Students Use CINEMA 4D to Make Animated Short for Oculus Rift

Video game enthusiasts and university students, Nguyen Duong (Kenji)and Felix Droessler, have produced an animated VR short called "Infinite Travel" that is designed to be used with the Oculus Rift. Their assignment was to take motion capture data gathered from dancers and convert it into a type of digital representation. Kenji and Felix decided to create the short as an interactive, 3D experience that would interpret the speed, motion path, and time of the motion capture data in a unique way. Infinite Travel takes the viewer on a trip through several different environments where objects and landscapes are constantly changing. The film's models were built and animated in CINEMA 4D while rendering was done in V-Ray.

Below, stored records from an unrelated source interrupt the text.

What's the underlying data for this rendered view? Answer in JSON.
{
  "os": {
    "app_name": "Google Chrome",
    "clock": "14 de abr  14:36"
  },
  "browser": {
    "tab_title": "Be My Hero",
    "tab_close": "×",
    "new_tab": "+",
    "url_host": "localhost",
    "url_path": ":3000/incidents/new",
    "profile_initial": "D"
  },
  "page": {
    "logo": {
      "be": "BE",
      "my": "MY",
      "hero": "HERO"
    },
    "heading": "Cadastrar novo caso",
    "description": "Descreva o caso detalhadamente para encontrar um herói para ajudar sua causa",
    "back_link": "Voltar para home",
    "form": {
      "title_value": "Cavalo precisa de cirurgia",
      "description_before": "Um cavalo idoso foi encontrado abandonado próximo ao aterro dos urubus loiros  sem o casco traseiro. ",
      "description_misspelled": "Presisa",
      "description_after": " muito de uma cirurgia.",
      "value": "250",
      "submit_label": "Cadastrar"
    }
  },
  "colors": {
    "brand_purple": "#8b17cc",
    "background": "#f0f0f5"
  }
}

Converting the Motion Project’s tracking data was done using a plugin that was written specially for this project, which made it possible to transfer this data to objects and particle systems. In addition, XPresso and Thinking Particles were used to convert Motion Project data for the animation, which featured no human performers. With Infinite Travel, the user is taken on a journey while remaining in place. As the animation continues, the journey’s destinations emerge from the environment, which itself is constantly transforming and evolves from a medieval town to a nebulous world and ends in a steppe landscape with blue skies. At 2 minutes, Kenji’s and Felix’ animation is quite short but considering the fact that the images’ 360° perspective and their stereoscopic set up with a position offset of 8 cm meant that a lot of rendering was involved: the images were not only large but also had to be rendered twice. Precise planning and maximum optimization of objects and materials were required to produce render times that could be realistically achieved with the resources at hand. Rendering was done with V-Ray. After Effects and special editing tools from the Oculus Rift developer pack were used to complete the film.
Infinite Travel is not only an interesting approach for letting viewers experience motion data in an unorthodox manner but is also an interesting experiment for the creation of new content using the Oculus Rift head mount display. Source: Maxon